The Taliban’s one-eyed leader and co-founder Mullah Omar – who’d had a $10 million bounty on his head – lived out his final days in relative peace and within walking distance of a US base, a Dutch journalist claims.
Omar’s rise to power began when he joined the Afghan Mujahideen to fight the Soviet army in the 1980s. He co-founded the Taliban in 1994 and within two years had captured large swathes of territory, including the capital, Kabul. Accused of harboring Osama bin Laden after the 9/11 attacks, Omar became a prized US target during the invasion of Afghanistan, but eluded his pursuers until his death in 2013.
In the twelve years between the invasion and Omar’s death, US officials and the CIA believed him to be hiding out in Pakistan. In reality, Dutch journalist Bette Dam claims in a forthcoming book, all along he was right under their noses.
Omar’s former bodyguard and a host of Afghan officials told Dam that Omar had spent the first four years of the insurgency living in a modest house in Zabul province, an hour’s walk from the US military’s Forward Operating Base (FOB) Lagman, the journalist told Dutch newspaper De Volkskrant last month.
US forces occasionally swept the area, at one point searching Omar’s safehouse while the Taliban chief hid behind a secret door. When the US began building another FOB a few hundred feet from his hideout, Omar packed up and moved on.
He relocated to a mud hut in the remote district of Siuray, this time in the shadow of FOB Wolverine, at one point home to more than 1,000 coalition troops. “It was very dangerous for us there,” Omar’s bodyguard told Dam.
Sometimes there was only the width of a table between us and the foreign military.
In his eight years in Siuray, Omar remained a spiritual leader of sorts for the Taliban, but rarely made military plans with the militants. He received care packages of food and clothing from locals angered by the US presence and remained indoors, praying and meditating.
Taliban leader Mullah Omar seen in a 1979 handout photo © AFP / Afghan Taliban
The hunted terrorist chief rarely ventured outside, for fear of being spotted by US planes and drones, and eventually fell ill in 2013. Omar refused medical treatment and died on April 23. His death was not acknowledged by the Taliban until two years later.

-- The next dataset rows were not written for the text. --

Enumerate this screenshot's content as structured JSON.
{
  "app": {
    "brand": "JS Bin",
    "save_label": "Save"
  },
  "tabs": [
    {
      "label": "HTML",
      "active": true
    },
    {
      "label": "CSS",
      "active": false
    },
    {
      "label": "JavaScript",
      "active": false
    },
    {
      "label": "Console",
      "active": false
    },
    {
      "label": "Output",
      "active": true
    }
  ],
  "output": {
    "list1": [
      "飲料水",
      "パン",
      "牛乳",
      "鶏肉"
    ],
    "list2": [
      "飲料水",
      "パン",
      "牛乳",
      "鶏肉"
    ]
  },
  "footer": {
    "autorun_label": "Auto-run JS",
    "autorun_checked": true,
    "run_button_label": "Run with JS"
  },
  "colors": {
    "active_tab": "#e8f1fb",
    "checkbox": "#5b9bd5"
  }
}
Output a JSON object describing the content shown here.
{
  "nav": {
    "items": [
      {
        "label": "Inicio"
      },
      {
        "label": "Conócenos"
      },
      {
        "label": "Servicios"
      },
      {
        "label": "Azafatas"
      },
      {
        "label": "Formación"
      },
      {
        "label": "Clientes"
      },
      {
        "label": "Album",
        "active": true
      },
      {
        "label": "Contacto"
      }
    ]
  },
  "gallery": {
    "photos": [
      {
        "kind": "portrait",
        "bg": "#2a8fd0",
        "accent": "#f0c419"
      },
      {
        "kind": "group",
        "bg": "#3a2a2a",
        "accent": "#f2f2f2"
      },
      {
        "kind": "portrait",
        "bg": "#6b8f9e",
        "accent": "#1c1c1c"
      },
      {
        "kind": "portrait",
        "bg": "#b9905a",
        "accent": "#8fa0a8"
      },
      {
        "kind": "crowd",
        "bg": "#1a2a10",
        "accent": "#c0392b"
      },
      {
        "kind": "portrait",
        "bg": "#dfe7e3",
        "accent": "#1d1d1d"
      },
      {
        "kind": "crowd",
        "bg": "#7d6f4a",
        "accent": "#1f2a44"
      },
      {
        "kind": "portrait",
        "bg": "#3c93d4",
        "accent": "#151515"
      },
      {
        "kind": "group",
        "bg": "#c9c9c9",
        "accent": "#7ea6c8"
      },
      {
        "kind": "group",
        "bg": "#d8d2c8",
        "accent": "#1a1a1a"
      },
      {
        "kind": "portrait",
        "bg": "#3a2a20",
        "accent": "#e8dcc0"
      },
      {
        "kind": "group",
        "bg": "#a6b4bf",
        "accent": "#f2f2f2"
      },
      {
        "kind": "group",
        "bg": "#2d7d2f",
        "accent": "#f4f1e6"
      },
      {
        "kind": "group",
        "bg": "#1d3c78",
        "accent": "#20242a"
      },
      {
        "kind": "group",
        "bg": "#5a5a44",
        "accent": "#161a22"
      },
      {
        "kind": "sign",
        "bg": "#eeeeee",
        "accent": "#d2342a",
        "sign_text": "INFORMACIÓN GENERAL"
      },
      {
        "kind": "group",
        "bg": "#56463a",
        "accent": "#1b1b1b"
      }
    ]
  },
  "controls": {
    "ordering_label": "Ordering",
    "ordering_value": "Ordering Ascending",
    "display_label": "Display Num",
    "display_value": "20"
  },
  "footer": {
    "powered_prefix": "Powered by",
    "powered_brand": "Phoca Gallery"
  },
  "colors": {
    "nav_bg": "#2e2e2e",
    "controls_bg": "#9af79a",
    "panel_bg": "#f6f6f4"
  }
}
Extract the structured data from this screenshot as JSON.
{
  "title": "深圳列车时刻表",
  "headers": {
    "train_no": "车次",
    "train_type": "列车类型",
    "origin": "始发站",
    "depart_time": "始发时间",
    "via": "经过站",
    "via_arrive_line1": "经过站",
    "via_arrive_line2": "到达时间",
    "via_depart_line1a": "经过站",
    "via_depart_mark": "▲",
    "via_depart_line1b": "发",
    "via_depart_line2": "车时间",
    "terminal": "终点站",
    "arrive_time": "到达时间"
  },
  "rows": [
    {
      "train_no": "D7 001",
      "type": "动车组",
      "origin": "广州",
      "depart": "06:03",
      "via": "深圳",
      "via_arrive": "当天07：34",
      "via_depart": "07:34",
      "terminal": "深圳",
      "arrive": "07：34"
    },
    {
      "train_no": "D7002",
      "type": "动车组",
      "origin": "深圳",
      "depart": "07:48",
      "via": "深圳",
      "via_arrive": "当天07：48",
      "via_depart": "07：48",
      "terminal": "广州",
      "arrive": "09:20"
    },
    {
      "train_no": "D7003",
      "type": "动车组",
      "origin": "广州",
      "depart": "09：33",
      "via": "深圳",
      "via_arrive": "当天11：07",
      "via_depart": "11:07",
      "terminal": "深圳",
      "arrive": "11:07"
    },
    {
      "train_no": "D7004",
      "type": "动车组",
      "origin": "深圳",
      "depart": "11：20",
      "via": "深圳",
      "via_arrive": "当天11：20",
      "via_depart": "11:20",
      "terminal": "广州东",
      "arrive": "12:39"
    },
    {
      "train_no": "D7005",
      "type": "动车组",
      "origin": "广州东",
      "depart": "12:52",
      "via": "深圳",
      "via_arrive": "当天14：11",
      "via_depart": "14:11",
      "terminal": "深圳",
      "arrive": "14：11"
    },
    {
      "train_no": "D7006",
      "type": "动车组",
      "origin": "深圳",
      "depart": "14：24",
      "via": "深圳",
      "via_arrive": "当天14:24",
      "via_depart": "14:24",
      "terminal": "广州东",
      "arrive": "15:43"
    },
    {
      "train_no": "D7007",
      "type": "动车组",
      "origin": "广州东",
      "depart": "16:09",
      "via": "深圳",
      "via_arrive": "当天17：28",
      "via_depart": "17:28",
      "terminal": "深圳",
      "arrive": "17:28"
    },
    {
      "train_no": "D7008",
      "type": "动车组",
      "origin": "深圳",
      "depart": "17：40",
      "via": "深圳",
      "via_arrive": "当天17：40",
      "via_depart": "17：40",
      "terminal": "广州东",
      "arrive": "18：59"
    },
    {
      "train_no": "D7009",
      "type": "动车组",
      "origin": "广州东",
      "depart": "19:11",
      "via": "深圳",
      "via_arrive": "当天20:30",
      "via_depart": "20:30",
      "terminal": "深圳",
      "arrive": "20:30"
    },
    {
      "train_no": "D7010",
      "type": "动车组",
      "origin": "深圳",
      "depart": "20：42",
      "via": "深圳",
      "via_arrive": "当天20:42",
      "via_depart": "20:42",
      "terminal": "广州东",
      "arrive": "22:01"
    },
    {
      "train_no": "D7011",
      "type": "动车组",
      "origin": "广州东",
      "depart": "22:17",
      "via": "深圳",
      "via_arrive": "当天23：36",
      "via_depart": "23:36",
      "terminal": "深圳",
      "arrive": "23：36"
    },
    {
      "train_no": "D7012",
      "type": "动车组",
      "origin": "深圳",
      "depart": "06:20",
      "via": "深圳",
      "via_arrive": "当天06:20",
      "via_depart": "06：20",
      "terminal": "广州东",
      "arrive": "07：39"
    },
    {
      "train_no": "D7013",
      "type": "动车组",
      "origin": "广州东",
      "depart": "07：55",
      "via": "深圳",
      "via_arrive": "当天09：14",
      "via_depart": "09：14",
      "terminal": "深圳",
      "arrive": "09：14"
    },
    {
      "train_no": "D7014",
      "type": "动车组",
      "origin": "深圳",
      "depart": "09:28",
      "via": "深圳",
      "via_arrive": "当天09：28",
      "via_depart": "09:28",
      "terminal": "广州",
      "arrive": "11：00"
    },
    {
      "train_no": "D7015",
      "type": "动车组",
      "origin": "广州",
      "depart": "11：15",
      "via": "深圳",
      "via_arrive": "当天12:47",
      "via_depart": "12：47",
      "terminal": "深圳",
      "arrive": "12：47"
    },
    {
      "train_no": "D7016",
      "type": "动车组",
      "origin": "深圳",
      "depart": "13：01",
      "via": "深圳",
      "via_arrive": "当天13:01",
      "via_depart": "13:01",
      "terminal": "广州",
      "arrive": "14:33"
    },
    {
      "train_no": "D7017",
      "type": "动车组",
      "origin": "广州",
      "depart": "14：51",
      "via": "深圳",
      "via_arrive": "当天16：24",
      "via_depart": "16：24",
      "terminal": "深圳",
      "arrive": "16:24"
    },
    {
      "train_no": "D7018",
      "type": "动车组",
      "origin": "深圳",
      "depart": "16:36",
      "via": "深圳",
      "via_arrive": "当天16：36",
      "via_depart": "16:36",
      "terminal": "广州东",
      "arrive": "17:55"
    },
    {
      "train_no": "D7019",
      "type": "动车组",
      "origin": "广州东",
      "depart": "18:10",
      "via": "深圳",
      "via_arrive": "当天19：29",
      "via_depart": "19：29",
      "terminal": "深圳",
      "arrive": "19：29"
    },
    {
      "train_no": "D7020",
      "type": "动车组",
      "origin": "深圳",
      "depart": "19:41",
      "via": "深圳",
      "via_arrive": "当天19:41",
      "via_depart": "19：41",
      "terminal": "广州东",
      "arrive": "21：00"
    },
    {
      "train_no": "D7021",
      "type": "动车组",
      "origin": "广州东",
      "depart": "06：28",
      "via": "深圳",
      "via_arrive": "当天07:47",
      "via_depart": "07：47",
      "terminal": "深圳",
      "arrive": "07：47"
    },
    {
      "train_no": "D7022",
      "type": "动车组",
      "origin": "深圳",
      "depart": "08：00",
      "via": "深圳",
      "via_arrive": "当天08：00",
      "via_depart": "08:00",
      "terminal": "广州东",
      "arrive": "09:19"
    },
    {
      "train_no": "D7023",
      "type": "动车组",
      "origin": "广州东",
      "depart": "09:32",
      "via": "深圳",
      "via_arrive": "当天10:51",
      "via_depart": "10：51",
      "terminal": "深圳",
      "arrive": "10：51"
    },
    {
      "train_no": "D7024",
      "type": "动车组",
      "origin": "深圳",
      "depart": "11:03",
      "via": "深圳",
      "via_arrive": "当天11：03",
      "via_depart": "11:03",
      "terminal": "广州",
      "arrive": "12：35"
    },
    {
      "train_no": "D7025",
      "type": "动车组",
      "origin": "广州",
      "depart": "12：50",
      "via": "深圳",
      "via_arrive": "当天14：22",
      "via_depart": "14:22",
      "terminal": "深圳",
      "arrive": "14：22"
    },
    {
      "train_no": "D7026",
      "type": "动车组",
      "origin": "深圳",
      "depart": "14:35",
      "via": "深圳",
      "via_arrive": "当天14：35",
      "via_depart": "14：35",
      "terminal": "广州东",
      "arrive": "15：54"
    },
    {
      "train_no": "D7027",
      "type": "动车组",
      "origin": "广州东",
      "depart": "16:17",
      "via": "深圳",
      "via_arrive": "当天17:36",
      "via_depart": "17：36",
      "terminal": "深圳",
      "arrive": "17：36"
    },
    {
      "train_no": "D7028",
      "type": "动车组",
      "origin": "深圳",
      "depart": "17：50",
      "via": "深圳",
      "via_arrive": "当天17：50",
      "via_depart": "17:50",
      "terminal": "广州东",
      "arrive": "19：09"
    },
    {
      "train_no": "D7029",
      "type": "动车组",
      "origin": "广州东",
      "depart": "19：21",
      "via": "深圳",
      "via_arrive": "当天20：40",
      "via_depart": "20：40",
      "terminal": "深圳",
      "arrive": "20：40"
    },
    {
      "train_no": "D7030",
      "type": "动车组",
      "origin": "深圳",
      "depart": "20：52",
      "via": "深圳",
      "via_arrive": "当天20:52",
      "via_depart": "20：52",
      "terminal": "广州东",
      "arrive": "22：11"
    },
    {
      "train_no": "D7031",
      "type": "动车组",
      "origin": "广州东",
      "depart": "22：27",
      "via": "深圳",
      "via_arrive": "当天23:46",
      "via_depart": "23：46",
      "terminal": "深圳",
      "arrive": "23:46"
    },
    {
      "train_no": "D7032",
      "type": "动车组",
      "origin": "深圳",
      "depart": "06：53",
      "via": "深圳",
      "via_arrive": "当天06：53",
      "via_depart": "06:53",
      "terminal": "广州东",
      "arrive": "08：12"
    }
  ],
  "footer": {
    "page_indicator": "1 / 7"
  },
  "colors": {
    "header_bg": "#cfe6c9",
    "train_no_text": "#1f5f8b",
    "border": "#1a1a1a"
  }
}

Dam’s upcoming book contradicts the US consensus on Omar’s location. Gleaned from almost a decade reporting from Afghanistan, its key findings are being translated into English by the Zomia Center, a New York-based think tank. As for how Omar could have eluded the world’s greatest military power for over a decade, Dam said the issue was one of trust.
They approach their sources with a weapon on their stomach, so they do not necessarily get good information.
“[The Americans] are in big military camps,” she told De Volkskrant. “Very little information comes to them… I also speak to the guys they speak to. But I come in local clothing, as a citizen. I have nothing with me. That makes everything different.”